***** Given data *****

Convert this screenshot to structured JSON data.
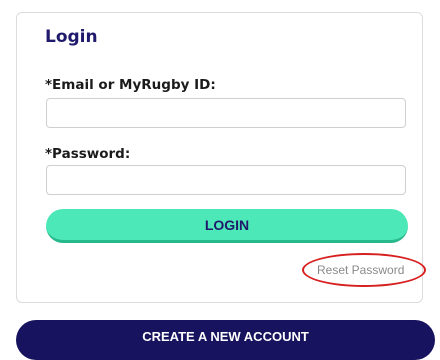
{
  "login_form": {
    "title": "Login",
    "email_label": "*Email or MyRugby ID:",
    "email_value": "",
    "password_label": "*Password:",
    "password_value": "",
    "login_button": "LOGIN",
    "reset_link": "Reset Password"
  },
  "create_account_button": "CREATE A NEW ACCOUNT",
  "colors": {
    "title": "#1f1a6b",
    "login_button": "#4de8b7",
    "create_button": "#17135f",
    "highlight_circle": "#d62020"
  }
}
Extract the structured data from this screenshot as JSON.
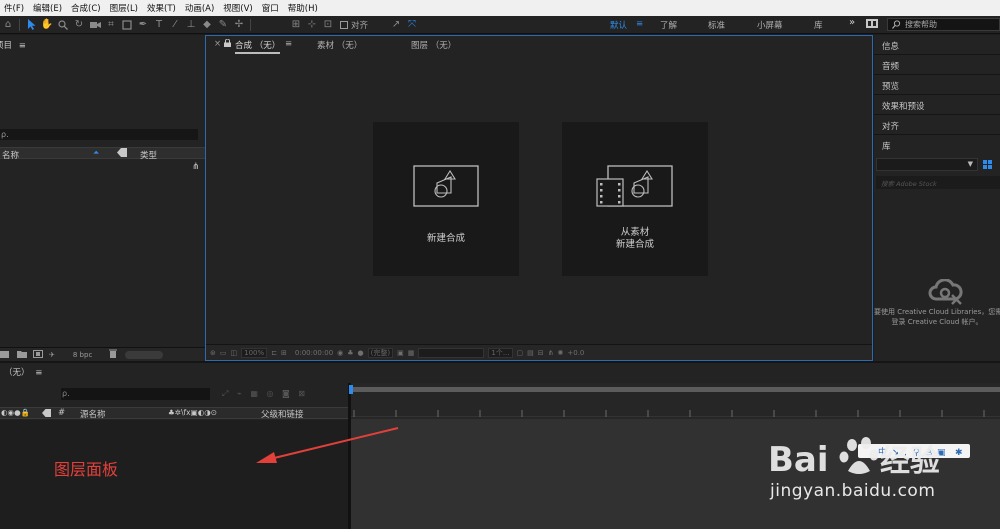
{
  "menu": {
    "items": [
      "件(F)",
      "编辑(E)",
      "合成(C)",
      "图层(L)",
      "效果(T)",
      "动画(A)",
      "视图(V)",
      "窗口",
      "帮助(H)"
    ]
  },
  "toolbar": {
    "align_label": "对齐",
    "workspaces": [
      {
        "label": "默认",
        "active": true
      },
      {
        "label": "了解",
        "active": false
      },
      {
        "label": "标准",
        "active": false
      },
      {
        "label": "小屏幕",
        "active": false
      },
      {
        "label": "库",
        "active": false
      }
    ],
    "more": "»",
    "search_placeholder": "搜索帮助"
  },
  "project": {
    "title": "项目",
    "search_icon_text": "ρ.",
    "col_name": "名称",
    "col_type": "类型",
    "bpc": "8 bpc"
  },
  "viewer": {
    "tabs": [
      {
        "label": "合成 （无）",
        "active": true
      },
      {
        "label": "素材 （无）",
        "active": false
      },
      {
        "label": "图层 （无）",
        "active": false
      }
    ],
    "new_comp": "新建合成",
    "from_footage_line1": "从素材",
    "from_footage_line2": "新建合成",
    "bottom": {
      "zoom": "100%",
      "timecode": "0:00:00:00",
      "resolution": "(完整)",
      "view": "1个...",
      "offset": "+0.0"
    }
  },
  "right_panels": {
    "items": [
      "信息",
      "音频",
      "预览",
      "效果和预设",
      "对齐",
      "库"
    ],
    "lib_search_placeholder": "搜索 Adobe Stock",
    "lib_msg_line1": "要使用 Creative Cloud Libraries，您需",
    "lib_msg_line2": "登录 Creative Cloud 帐户。"
  },
  "timeline": {
    "tab": "（无）",
    "search_icon_text": "ρ.",
    "col_source": "源名称",
    "col_parent": "父级和链接",
    "col_hash": "#"
  },
  "annotation": {
    "text": "图层面板",
    "color": "#e2403a"
  },
  "watermark": {
    "url": "jingyan.baidu.com"
  },
  "colors": {
    "accent": "#2d8ceb",
    "panel": "#232323",
    "viewer_border": "#2d6ab3"
  }
}
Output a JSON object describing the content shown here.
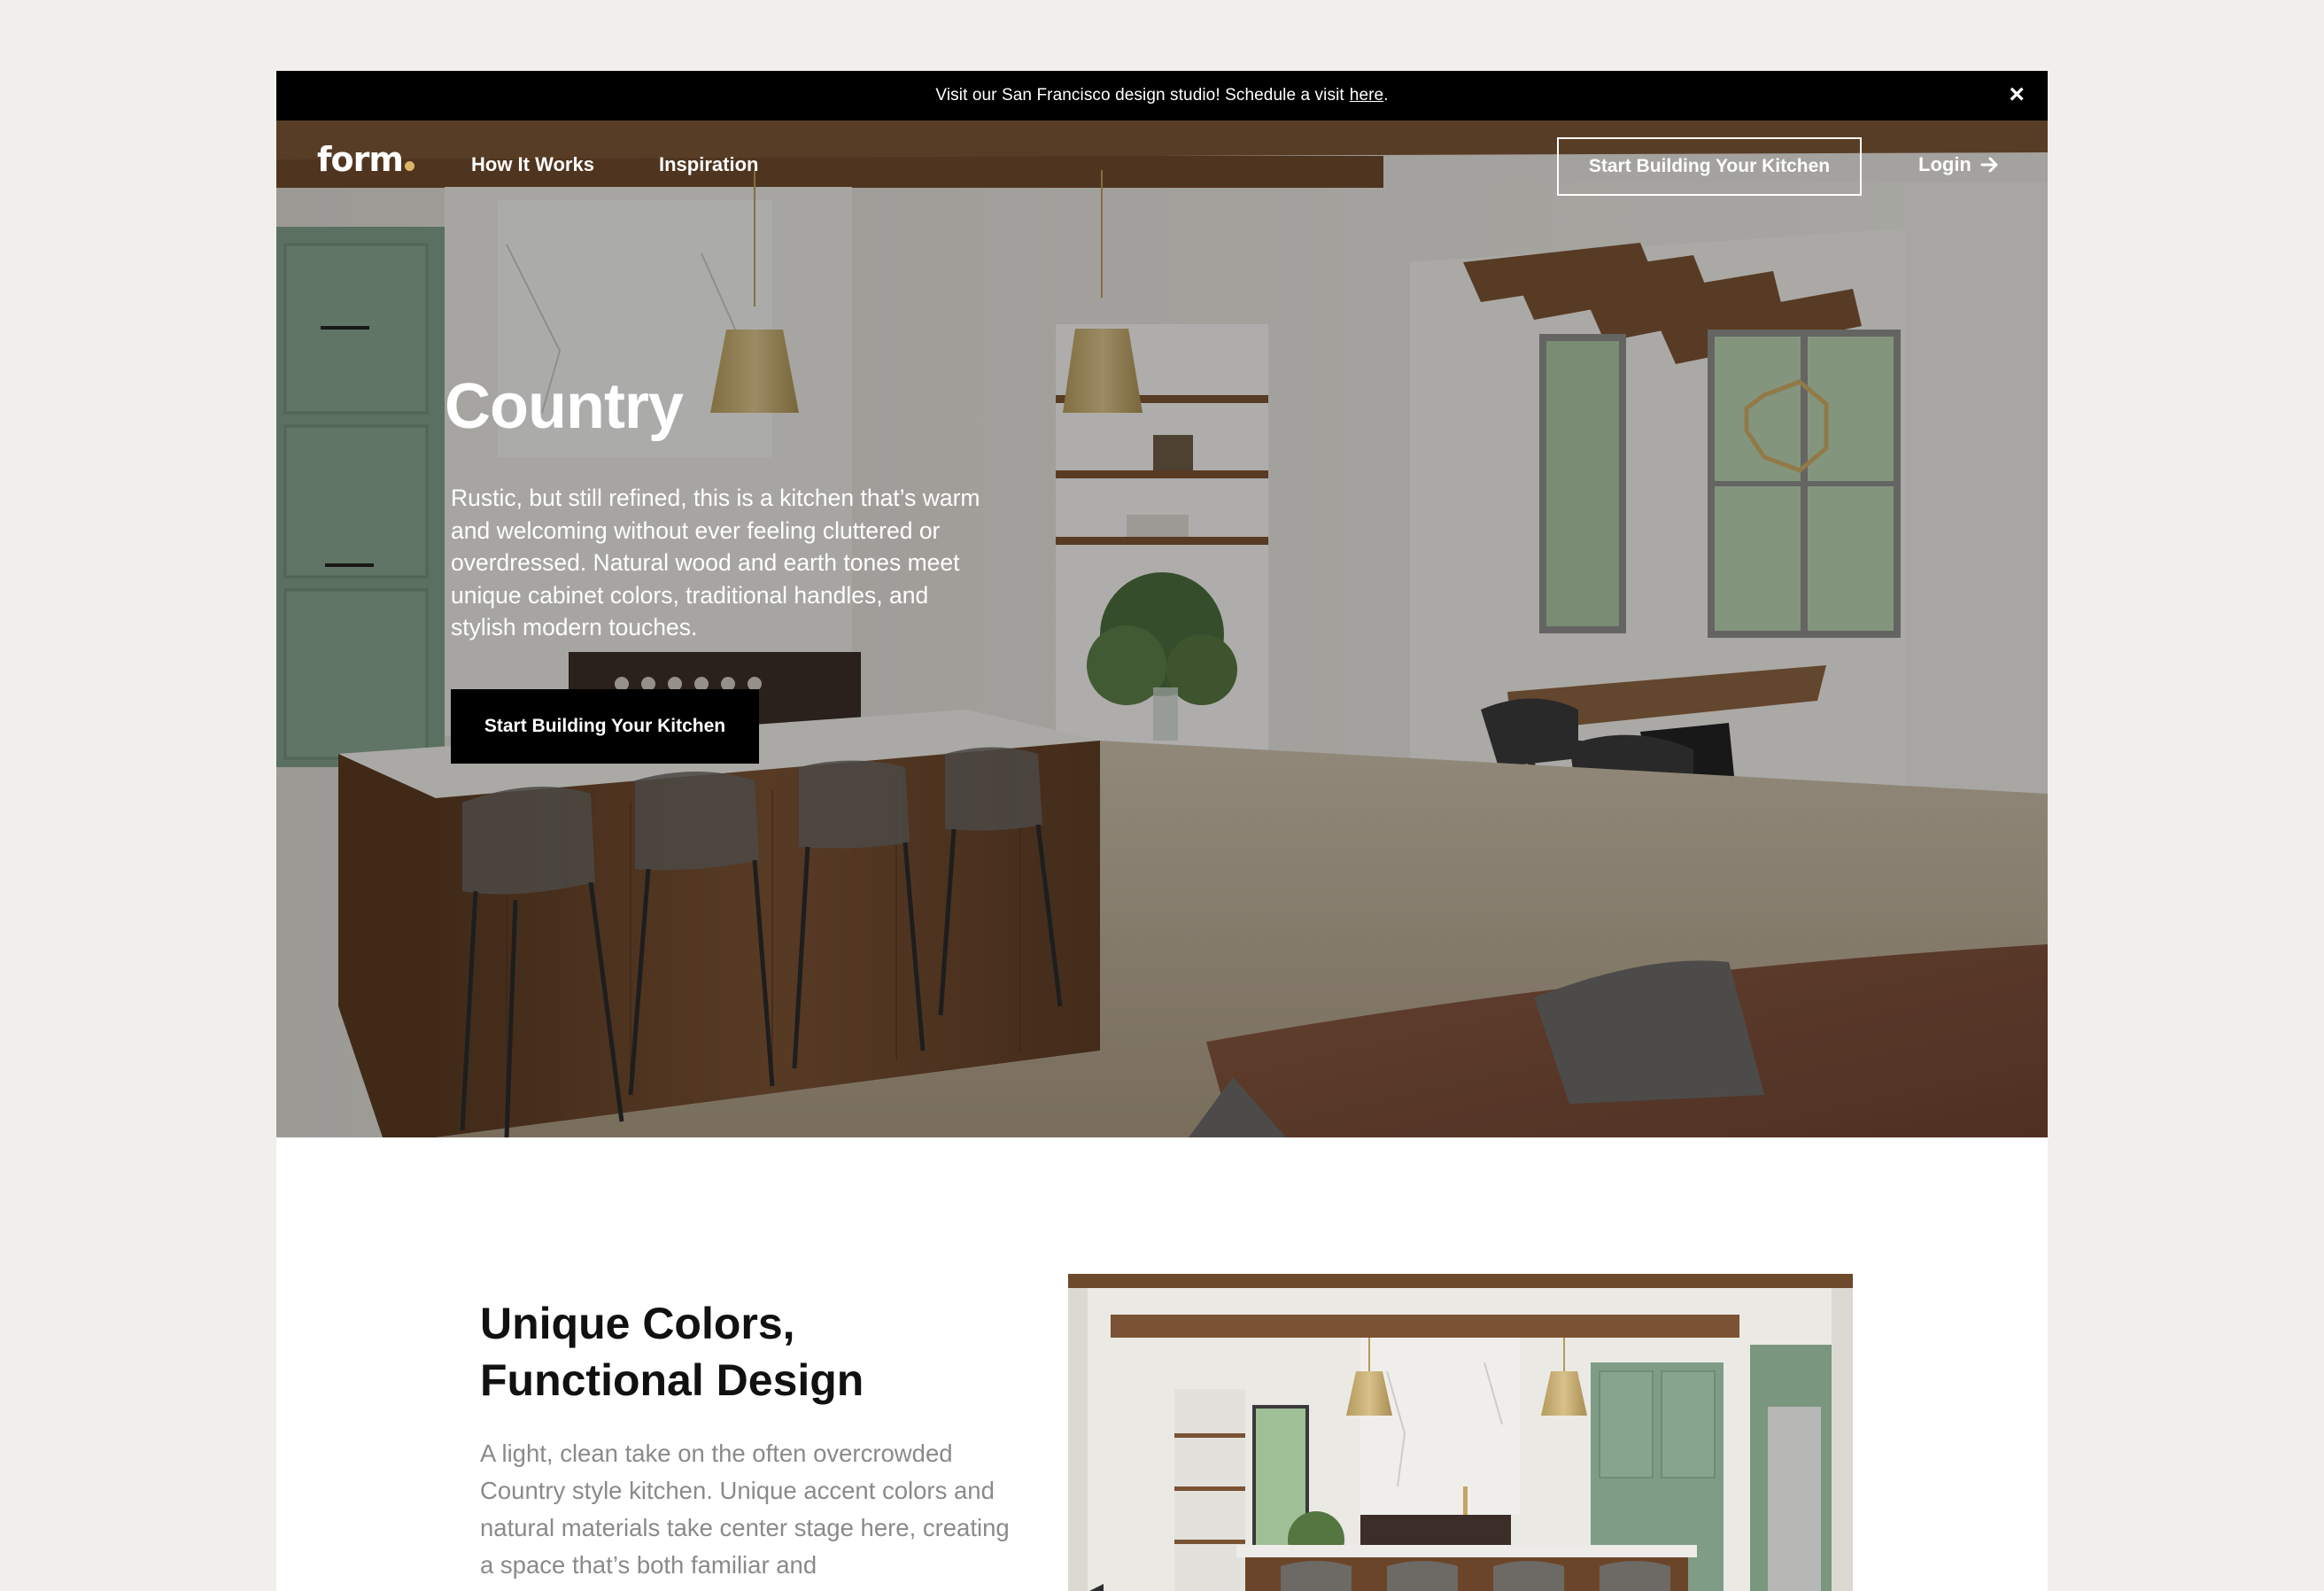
{
  "announcement": {
    "text": "Visit our San Francisco design studio! Schedule a visit",
    "link": "here",
    "end": ".",
    "close_icon": "×"
  },
  "nav": {
    "logo": "form",
    "links": [
      "How It Works",
      "Inspiration"
    ],
    "cta": "Start Building Your Kitchen",
    "login": "Login"
  },
  "hero": {
    "title": "Country",
    "description": "Rustic, but still refined, this is a kitchen that’s warm and welcoming without ever feeling cluttered or overdressed. Natural wood and earth tones meet unique cabinet colors, traditional handles, and stylish modern touches.",
    "cta": "Start Building Your Kitchen"
  },
  "section": {
    "title_line1": "Unique Colors,",
    "title_line2": "Functional Design",
    "description": "A light, clean take on the often overcrowded Country style kitchen. Unique accent colors and natural materials take center stage here, creating a space that’s both familiar and"
  },
  "colors": {
    "accent": "#d9b56a",
    "cabinet_green": "#7f9c86",
    "wood": "#6b4529",
    "black": "#000000"
  }
}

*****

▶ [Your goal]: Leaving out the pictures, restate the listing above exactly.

▶ [The completed task]:
Convert this screenshot to structured JSON data.
{
  "login_form": {
    "title": "Login",
    "email_label": "*Email or MyRugby ID:",
    "email_value": "",
    "password_label": "*Password:",
    "password_value": "",
    "login_button": "LOGIN",
    "reset_link": "Reset Password"
  },
  "create_account_button": "CREATE A NEW ACCOUNT",
  "colors": {
    "title": "#1f1a6b",
    "login_button": "#4de8b7",
    "create_button": "#17135f",
    "highlight_circle": "#d62020"
  }
}
Extract the structured data from this screenshot as JSON.
{
  "menu": {
    "items": [
      "件(F)",
      "编辑(E)",
      "合成(C)",
      "图层(L)",
      "效果(T)",
      "动画(A)",
      "视图(V)",
      "窗口",
      "帮助(H)"
    ]
  },
  "toolbar": {
    "align_label": "对齐",
    "workspaces": [
      {
        "label": "默认",
        "active": true
      },
      {
        "label": "了解",
        "active": false
      },
      {
        "label": "标准",
        "active": false
      },
      {
        "label": "小屏幕",
        "active": false
      },
      {
        "label": "库",
        "active": false
      }
    ],
    "more": "»",
    "search_placeholder": "搜索帮助"
  },
  "project": {
    "title": "项目",
    "search_icon_text": "ρ.",
    "col_name": "名称",
    "col_type": "类型",
    "bpc": "8 bpc"
  },
  "viewer": {
    "tabs": [
      {
        "label": "合成 （无）",
        "active": true
      },
      {
        "label": "素材 （无）",
        "active": false
      },
      {
        "label": "图层 （无）",
        "active": false
      }
    ],
    "new_comp": "新建合成",
    "from_footage_line1": "从素材",
    "from_footage_line2": "新建合成",
    "bottom": {
      "zoom": "100%",
      "timecode": "0:00:00:00",
      "resolution": "(完整)",
      "view": "1个...",
      "offset": "+0.0"
    }
  },
  "right_panels": {
    "items": [
      "信息",
      "音频",
      "预览",
      "效果和预设",
      "对齐",
      "库"
    ],
    "lib_search_placeholder": "搜索 Adobe Stock",
    "lib_msg_line1": "要使用 Creative Cloud Libraries，您需",
    "lib_msg_line2": "登录 Creative Cloud 帐户。"
  },
  "timeline": {
    "tab": "（无）",
    "search_icon_text": "ρ.",
    "col_source": "源名称",
    "col_parent": "父级和链接",
    "col_hash": "#"
  },
  "annotation": {
    "text": "图层面板",
    "color": "#e2403a"
  },
  "watermark": {
    "url": "jingyan.baidu.com"
  },
  "colors": {
    "accent": "#2d8ceb",
    "panel": "#232323",
    "viewer_border": "#2d6ab3"
  }
}
Output a JSON object describing the content shown here.
{
  "announcement": {
    "text": "Visit our San Francisco design studio! Schedule a visit",
    "link": "here",
    "end": ".",
    "close_icon": "×"
  },
  "nav": {
    "logo": "form",
    "links": [
      "How It Works",
      "Inspiration"
    ],
    "cta": "Start Building Your Kitchen",
    "login": "Login"
  },
  "hero": {
    "title": "Country",
    "description": "Rustic, but still refined, this is a kitchen that’s warm and welcoming without ever feeling cluttered or overdressed. Natural wood and earth tones meet unique cabinet colors, traditional handles, and stylish modern touches.",
    "cta": "Start Building Your Kitchen"
  },
  "section": {
    "title_line1": "Unique Colors,",
    "title_line2": "Functional Design",
    "description": "A light, clean take on the often overcrowded Country style kitchen. Unique accent colors and natural materials take center stage here, creating a space that’s both familiar and"
  },
  "colors": {
    "accent": "#d9b56a",
    "cabinet_green": "#7f9c86",
    "wood": "#6b4529",
    "black": "#000000"
  }
}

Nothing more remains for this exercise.